“Changin’ Tags” moves back and forth from Norfolk, VA to St Thomas, USVI. This is a true bluewater trip and is almost guaranteed to have some sort of excitement. Let me see… we have filled up the fuel tanks 900 miles from land with the help of a Container Ship, the “Desert Serenity;” we have battled gale force winds for the better part of a week; we have turned and run from 3 nasty storms in one trip and been forced to turn tail and scoot away from Norfolk once when we were only 200 miles away. I have wrestled six gallon jugs of fuel back onto the boat which had been washed off the deck in monster seas and were still atatched to the lifelines. The wind blowing so hard I could hardly keep my eyes open. Through it all the owner, Dick Shirley, battled along beside Jimmy and I. He held the boat steady at 6 knots alongside a huge containership while fuel was passed down to the deck on a line, he laughed and joked as we watched the wind guage climb to 67 knots and has always proven to be a great sailor and a great Captain as well. Jimmy came along on most of the “Changin’ Tags” deliveries and I am happy to say that the time he spent out there facing the ocean’s wrath as well as her calm and beauty, and the time he spent with men like Dick have made him into a man and son I can be proud of. We will be leaving Norfolk on December 2nd and we will miss Jimmy but we will be bringing along another young man, 15-year-old Dylan Milton will be crewing in Jimmy’s place. He and his family live aboard a Cat called “Ubunto.” I am sure the trip will be a great experience for Dylan as well.
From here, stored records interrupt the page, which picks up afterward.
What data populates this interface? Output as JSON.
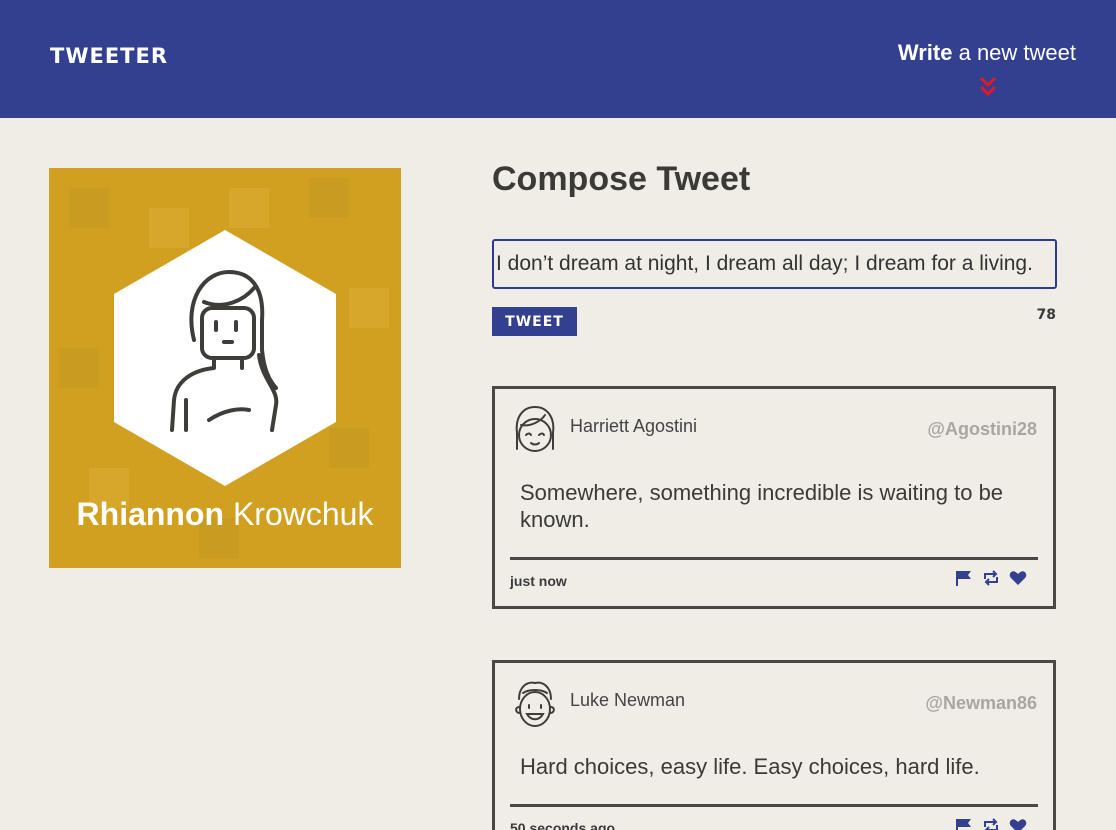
{
  "nav": {
    "brand": "TWEETER",
    "write_bold": "Write",
    "write_rest": "a new tweet"
  },
  "profile": {
    "first_name": "Rhiannon",
    "last_name": "Krowchuk",
    "avatar_icon": "woman-avatar-icon"
  },
  "compose": {
    "title": "Compose Tweet",
    "input_value": "I don’t dream at night, I dream all day; I dream for a living.",
    "button_label": "TWEET",
    "counter": "78"
  },
  "tweets": [
    {
      "name": "Harriett Agostini",
      "handle": "@Agostini28",
      "text": "Somewhere, something incredible is waiting to be known.",
      "time": "just now"
    },
    {
      "name": "Luke Newman",
      "handle": "@Newman86",
      "text": "Hard choices, easy life. Easy choices, hard life.",
      "time": "50 seconds ago"
    }
  ],
  "colors": {
    "nav": "#333f8f",
    "profile_bg": "#d1a021",
    "chevron": "#e0182a",
    "page_bg": "#f0ede6"
  }
}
We love to get messages on the Iridium phone offshore. They are free for you to send and free for us to read. We cannot send you back a reply but pop us off a message every now and then and share the trip with us. All you have to do is go to: http://messaging.iridium.com/ and leave the 8816 that is already there and add our number to it 32521786. In the email line just put your name because we can't email you anyway but then add your message below. There is a counter and each message can only be 160 characters but you can send as many as you want. If you are sending multiple messages just put 1/2 or 1/3 or what ever at the beginning so we know which message of how many because they do not always arrive in order. Also if your message is for a specific crewmember just put it in the email line for example.... Rebecca to Tofer 1/3...
Remember you can follow us on SPOT by clicking on the little word SPOT on the upper left side of the blog where it says "Where we are now". The SPOT shows you exactly where we are every 6 hours or so.
Oh and for Blake on Slow Motion... BREAK OUT THE HARD RIDDLES FOR THIS TRIP!!!
Thanks For Reading!